In the records below, find the line with "Parse this screenshot: output" and the line with "Serialize everything readable". Print both exactly, along with every line between them, and no other line.

[Data about app and page elements]
_____

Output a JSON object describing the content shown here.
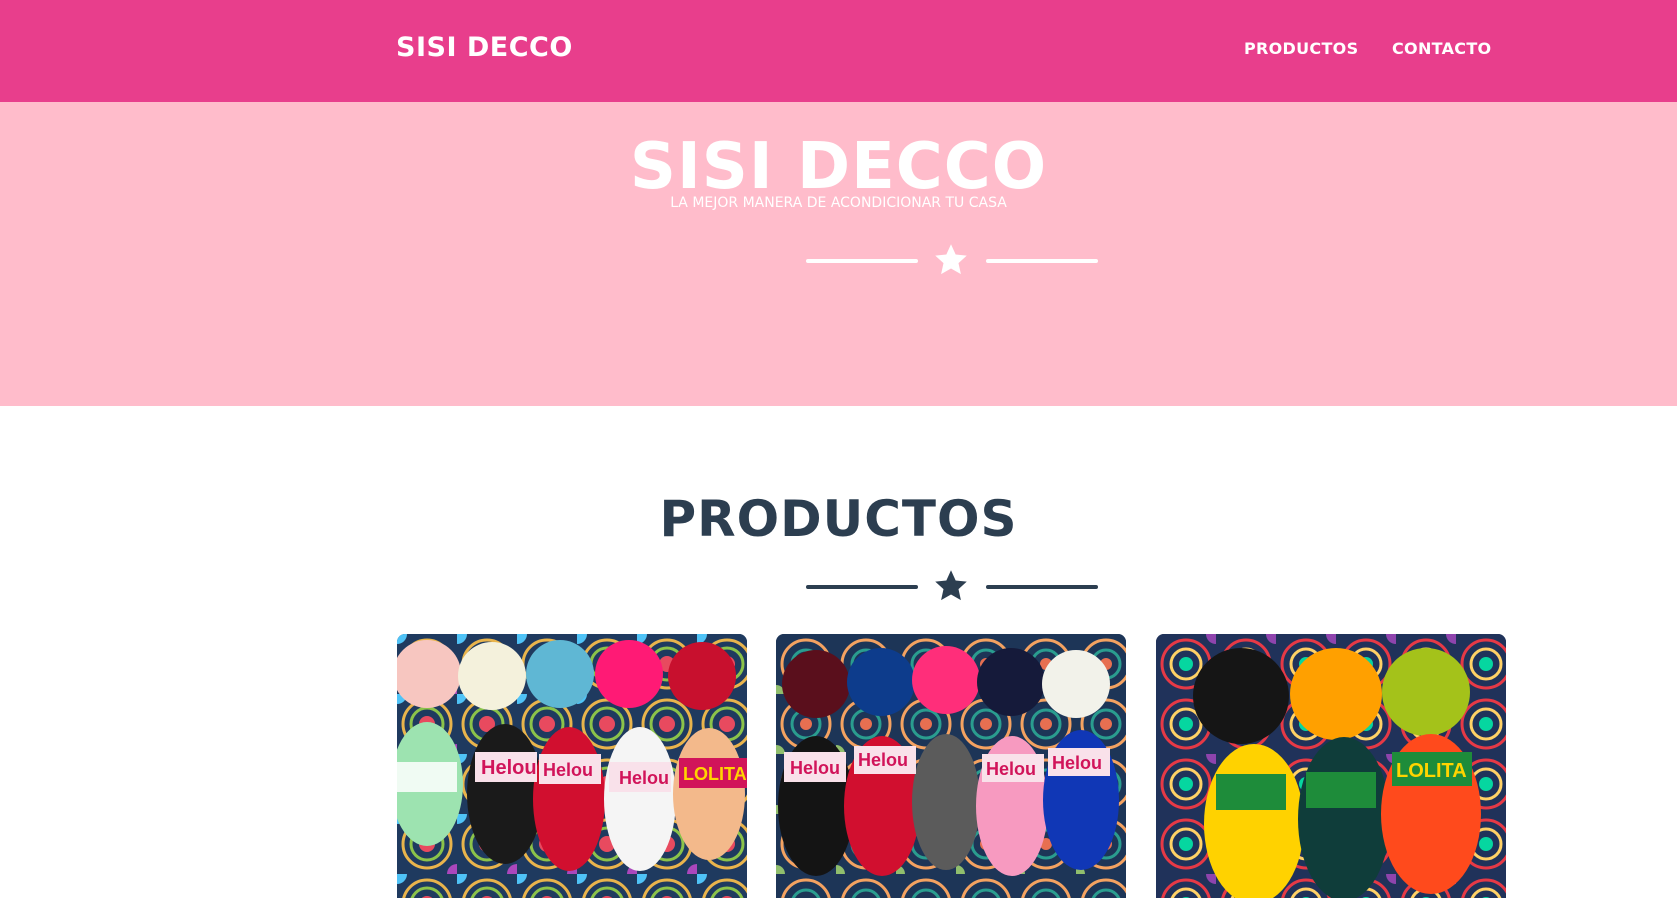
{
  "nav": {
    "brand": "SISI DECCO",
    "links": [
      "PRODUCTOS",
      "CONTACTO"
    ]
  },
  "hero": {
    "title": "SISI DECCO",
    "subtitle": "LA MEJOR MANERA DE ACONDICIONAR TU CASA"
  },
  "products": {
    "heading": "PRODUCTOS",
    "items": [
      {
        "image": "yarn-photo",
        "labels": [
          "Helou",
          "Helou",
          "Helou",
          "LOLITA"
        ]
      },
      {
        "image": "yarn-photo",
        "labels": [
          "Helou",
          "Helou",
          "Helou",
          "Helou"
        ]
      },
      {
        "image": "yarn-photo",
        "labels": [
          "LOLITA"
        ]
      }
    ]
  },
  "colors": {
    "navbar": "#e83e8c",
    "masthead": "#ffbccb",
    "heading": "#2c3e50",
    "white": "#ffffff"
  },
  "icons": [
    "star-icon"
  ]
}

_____

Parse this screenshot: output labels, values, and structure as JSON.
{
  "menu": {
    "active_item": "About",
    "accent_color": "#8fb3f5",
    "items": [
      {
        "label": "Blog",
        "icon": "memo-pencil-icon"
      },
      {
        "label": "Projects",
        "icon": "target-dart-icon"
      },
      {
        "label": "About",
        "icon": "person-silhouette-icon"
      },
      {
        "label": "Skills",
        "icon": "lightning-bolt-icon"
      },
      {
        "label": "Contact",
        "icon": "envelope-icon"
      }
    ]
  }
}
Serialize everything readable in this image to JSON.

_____

_Answer below:_
Parse this screenshot: output labels, values, and structure as JSON.
{
  "menu": {
    "active_item": "About",
    "accent_color": "#8fb3f5",
    "items": [
      {
        "label": "Blog",
        "icon": "memo-pencil-icon"
      },
      {
        "label": "Projects",
        "icon": "target-dart-icon"
      },
      {
        "label": "About",
        "icon": "person-silhouette-icon"
      },
      {
        "label": "Skills",
        "icon": "lightning-bolt-icon"
      },
      {
        "label": "Contact",
        "icon": "envelope-icon"
      }
    ]
  }
}
Serialize everything readable in this image to JSON.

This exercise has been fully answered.